ergophobe, this link you pointed out [wordpress.org...] is key. The guys at FSF know what they're talking about!
The PHP elements, taken together, are clearly derivative of WordPress code. The template is loaded via the include() function. Its contents are combined with the WordPress code in memory to be processed by PHP along with (and completely indistinguishable from) the rest of WordPress. The PHP code consists largely of calls to WordPress functions and sparse, minimal logic to control which WordPress functions are accessed and how many times they will be called. They are derivative of WordPress because every part of them is determined by the content of the WordPress functions they call. As works of authorship, they are designed only to be combined with WordPress into a larger work.
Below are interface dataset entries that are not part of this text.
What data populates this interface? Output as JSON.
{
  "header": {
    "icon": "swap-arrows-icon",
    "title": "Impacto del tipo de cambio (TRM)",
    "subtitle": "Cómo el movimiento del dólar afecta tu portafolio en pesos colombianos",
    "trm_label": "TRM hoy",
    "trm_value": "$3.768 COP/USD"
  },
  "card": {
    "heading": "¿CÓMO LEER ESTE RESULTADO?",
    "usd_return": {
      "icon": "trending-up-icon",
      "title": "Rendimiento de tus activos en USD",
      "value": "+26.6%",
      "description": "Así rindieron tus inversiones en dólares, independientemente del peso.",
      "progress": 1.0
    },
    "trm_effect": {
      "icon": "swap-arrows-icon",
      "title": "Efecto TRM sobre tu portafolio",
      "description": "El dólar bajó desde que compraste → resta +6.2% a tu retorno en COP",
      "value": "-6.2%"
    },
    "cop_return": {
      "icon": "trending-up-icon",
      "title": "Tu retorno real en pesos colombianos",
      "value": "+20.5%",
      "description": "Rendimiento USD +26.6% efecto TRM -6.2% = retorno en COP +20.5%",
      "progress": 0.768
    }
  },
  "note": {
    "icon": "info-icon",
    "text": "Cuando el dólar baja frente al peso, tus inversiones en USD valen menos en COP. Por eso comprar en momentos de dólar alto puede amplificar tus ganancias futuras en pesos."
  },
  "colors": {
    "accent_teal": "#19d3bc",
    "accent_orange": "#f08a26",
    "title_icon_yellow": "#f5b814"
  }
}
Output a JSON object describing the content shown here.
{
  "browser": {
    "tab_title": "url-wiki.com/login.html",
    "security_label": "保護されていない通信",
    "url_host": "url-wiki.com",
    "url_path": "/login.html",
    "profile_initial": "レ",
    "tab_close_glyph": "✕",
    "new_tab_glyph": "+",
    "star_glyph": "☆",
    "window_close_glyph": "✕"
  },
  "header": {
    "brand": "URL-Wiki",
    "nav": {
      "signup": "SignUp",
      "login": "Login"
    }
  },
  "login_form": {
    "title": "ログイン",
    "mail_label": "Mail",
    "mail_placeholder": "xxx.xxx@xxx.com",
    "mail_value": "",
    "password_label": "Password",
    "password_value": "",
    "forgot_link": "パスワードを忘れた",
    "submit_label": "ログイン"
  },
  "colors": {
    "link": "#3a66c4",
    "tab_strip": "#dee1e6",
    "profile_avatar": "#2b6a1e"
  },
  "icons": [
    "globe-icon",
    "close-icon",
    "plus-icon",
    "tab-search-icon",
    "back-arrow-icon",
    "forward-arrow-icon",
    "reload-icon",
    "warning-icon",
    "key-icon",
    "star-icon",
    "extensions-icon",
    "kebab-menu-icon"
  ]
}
In conclusion, the WordPress themes supplied contain elements that are derivative of WordPress’s copyrighted code. These themes, being collections of distinct works (images, CSS files, PHP files), need not be GPL-licensed as a whole. Rather, the PHP files are subject to the requirements of the GPL while the images and CSS are not. Third-party developers of such themes may apply restrictive copyrights to these elements if they wish.
I'm sorry but if you based your whole business on extending and distributing GPL'd software and you didn't understand the GPL, that's your fault. You took a risk and the free software community will defend it's work from all enemies, foreign and domestic. A lot of times, when these things come up, people who have never heard of the GPL before get a really negative impression of the GPL - like it's some kind of virus that wants to destroy this nice programmer's ability to make money on their work. That's not at all the case - the onus was on the makers of Thesis to determine if what they were doing was compliant with the license of the software they wanted to extend.
That said I don't see why the guys at Thesis couldn't make plenty of money while embracing the GPL. They are not required to distribute the software for free. They are not required to make their CSS and images free. They can still charge for distribution, documentation, and support, but the code must be open and people must be allowed to extend it. Red Hat has made piles of cash this way for example.
[edited by: physics at 12:03 am (utc) on Jul 22, 2010]